▶ The task: Report every line in the listing below where the string "this" shows up.
****
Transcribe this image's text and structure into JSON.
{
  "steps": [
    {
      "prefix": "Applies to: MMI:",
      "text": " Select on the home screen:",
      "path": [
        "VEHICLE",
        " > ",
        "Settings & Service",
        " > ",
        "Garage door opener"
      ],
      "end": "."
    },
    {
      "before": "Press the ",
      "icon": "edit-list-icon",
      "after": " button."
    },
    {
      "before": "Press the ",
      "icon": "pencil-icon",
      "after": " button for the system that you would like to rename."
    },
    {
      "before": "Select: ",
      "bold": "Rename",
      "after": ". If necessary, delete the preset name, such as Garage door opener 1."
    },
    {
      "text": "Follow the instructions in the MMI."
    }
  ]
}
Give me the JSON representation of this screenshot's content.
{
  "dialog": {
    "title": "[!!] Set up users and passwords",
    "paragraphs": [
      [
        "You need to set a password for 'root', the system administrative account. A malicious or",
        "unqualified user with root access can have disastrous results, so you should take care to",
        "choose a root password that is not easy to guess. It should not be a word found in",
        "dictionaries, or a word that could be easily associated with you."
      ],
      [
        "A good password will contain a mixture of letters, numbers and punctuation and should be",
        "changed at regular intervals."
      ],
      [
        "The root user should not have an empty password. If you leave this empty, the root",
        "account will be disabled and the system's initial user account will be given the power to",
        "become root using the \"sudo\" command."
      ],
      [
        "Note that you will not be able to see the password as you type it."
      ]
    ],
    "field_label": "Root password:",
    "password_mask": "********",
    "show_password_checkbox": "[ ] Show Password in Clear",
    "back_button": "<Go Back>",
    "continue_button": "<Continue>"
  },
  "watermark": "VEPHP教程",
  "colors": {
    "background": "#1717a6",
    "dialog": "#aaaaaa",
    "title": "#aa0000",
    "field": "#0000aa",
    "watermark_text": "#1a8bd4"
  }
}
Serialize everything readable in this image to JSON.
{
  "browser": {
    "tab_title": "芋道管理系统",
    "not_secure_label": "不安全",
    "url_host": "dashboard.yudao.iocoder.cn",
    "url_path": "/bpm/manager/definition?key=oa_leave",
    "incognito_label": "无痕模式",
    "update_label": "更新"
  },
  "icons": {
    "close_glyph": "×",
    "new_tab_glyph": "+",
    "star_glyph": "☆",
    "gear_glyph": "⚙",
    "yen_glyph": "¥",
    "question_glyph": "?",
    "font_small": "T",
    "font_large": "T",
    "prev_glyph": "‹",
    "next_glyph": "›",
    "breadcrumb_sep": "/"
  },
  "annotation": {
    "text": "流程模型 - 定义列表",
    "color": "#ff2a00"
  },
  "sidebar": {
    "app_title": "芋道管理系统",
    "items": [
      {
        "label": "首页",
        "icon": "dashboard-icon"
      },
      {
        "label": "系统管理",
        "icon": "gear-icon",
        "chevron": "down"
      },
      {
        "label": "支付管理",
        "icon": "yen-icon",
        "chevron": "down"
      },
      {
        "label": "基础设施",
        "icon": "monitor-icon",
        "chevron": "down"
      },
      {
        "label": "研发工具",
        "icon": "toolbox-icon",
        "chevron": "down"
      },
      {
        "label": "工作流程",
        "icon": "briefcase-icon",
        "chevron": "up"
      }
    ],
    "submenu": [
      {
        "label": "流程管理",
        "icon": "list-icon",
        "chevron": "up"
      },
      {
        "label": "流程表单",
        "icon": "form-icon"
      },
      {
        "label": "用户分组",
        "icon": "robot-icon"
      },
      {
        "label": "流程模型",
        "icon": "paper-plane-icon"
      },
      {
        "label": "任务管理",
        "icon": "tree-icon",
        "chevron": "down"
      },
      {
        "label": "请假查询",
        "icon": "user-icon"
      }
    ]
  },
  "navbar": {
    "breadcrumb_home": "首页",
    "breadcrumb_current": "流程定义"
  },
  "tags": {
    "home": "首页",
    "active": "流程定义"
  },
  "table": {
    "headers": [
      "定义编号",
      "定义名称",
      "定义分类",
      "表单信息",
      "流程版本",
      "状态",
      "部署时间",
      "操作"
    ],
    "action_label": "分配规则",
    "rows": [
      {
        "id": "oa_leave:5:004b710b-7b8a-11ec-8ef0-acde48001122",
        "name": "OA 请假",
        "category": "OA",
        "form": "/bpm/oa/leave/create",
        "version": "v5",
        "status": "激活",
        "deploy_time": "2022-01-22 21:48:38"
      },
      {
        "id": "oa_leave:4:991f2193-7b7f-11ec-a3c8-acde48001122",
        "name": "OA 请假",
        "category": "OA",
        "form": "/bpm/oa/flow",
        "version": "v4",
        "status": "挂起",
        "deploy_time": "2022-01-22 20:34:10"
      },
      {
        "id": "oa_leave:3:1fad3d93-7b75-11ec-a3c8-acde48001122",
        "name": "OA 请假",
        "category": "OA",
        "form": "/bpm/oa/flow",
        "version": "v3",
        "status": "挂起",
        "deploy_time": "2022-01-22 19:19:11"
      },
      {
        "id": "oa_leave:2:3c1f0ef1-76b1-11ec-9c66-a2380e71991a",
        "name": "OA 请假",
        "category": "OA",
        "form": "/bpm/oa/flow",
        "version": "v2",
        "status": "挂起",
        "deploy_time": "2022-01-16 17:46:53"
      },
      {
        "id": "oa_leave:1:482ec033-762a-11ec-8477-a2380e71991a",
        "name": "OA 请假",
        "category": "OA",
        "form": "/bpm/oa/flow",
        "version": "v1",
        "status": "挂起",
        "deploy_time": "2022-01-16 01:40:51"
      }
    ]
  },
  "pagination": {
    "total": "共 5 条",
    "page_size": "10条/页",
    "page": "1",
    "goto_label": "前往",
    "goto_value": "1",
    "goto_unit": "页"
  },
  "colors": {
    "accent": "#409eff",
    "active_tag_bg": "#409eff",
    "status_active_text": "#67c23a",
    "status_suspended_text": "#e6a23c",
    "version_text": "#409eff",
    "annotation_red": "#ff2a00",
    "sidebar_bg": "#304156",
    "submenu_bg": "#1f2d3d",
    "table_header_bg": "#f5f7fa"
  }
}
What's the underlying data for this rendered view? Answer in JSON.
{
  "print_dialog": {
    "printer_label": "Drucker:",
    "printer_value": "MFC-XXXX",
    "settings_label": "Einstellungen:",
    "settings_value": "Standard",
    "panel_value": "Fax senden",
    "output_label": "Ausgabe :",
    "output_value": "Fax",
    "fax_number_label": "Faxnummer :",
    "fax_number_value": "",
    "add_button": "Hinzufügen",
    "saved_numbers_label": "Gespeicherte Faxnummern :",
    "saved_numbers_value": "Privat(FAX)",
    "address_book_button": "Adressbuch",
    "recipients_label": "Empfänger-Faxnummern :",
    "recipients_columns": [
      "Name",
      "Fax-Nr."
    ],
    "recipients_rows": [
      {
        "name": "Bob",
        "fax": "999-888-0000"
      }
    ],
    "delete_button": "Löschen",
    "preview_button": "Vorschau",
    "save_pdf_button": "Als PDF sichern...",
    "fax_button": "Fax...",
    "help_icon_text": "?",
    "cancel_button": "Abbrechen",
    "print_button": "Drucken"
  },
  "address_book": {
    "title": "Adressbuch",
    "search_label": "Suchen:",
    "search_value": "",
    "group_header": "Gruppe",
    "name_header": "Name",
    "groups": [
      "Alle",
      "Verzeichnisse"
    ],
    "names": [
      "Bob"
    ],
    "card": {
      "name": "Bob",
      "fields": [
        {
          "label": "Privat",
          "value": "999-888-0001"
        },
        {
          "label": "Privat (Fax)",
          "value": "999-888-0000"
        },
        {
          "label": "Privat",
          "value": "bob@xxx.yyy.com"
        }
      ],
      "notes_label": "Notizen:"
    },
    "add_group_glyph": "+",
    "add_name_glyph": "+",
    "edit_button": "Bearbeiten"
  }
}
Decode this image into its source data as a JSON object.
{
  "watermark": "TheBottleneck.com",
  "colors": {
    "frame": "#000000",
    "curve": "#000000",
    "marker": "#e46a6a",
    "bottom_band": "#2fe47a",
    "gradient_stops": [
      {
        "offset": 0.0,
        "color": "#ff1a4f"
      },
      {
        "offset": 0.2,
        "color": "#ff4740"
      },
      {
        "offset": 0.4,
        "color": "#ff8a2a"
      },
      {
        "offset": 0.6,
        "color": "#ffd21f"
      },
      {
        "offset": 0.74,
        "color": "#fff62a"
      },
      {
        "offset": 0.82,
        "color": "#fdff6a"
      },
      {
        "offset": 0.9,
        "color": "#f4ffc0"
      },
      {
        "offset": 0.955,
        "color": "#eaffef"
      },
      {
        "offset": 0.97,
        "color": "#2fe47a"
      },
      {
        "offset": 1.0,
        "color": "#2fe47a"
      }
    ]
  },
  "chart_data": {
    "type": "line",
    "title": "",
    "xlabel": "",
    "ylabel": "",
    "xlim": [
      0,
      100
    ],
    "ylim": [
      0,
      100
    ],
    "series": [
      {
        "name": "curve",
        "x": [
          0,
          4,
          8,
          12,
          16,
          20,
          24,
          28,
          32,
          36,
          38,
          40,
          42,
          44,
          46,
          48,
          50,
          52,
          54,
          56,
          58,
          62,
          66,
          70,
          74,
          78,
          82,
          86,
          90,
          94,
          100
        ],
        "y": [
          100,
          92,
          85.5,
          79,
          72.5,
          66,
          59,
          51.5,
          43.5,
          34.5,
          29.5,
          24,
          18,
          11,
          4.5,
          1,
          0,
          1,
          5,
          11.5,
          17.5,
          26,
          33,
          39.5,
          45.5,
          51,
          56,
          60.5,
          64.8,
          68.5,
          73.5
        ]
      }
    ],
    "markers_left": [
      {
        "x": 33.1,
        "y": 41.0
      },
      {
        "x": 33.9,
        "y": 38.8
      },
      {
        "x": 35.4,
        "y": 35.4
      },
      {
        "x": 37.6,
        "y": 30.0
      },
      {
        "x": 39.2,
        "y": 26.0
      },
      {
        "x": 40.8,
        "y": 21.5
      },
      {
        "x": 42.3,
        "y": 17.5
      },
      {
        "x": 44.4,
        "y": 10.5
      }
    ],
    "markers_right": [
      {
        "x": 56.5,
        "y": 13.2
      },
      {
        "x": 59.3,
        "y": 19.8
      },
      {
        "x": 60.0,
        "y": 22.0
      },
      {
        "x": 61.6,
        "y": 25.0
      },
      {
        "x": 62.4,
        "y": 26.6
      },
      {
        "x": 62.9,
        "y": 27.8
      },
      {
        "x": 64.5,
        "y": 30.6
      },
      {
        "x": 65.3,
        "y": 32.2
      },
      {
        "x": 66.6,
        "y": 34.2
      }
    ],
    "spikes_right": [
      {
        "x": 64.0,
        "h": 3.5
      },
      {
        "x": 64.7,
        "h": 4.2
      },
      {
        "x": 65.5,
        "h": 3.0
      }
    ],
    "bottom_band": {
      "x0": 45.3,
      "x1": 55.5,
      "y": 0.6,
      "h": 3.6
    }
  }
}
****
▶ Task result:
Transcribe this image's text and structure into JSON.
Give me the JSON representation of this screenshot's content.
        "The root user should not have an empty password. If you leave this empty, the root",
Serialize everything readable in this image to JSON.
What's the underlying data for this rendered view? Answer in JSON.
Decode this image into its source data as a JSON object.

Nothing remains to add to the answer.